EXERCISE DIRECTIONS
Tell how many lines in the data contain the string "config", using a single number as the whole reply.
RECORDS PROVIDED START
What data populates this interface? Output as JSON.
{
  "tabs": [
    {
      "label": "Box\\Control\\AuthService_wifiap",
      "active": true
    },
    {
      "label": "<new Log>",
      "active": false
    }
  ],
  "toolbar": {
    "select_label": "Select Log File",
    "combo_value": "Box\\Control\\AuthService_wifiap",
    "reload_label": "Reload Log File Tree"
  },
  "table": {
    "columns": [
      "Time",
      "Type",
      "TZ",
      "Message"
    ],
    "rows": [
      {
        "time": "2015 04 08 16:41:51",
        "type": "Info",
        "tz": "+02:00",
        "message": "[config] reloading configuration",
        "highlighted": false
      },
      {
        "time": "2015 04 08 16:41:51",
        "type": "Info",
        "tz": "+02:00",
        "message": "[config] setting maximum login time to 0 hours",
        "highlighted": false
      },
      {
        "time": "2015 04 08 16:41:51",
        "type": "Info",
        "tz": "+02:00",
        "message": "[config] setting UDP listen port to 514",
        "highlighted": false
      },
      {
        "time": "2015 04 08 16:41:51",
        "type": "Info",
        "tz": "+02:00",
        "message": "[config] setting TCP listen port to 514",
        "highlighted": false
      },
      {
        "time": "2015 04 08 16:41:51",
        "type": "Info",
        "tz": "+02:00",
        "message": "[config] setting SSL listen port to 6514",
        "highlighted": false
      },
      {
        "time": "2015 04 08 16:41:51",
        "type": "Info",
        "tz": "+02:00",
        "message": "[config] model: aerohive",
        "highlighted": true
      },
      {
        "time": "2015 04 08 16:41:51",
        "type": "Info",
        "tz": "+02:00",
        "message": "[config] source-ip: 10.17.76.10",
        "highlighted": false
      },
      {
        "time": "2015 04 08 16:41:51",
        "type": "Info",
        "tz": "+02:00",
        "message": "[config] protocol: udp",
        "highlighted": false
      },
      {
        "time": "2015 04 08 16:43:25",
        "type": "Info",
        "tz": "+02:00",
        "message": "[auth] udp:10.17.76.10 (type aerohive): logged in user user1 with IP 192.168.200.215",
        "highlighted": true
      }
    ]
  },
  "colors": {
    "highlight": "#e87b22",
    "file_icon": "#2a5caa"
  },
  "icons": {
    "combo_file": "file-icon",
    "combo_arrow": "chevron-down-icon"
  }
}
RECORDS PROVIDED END
EXPECTED OUTPUT
8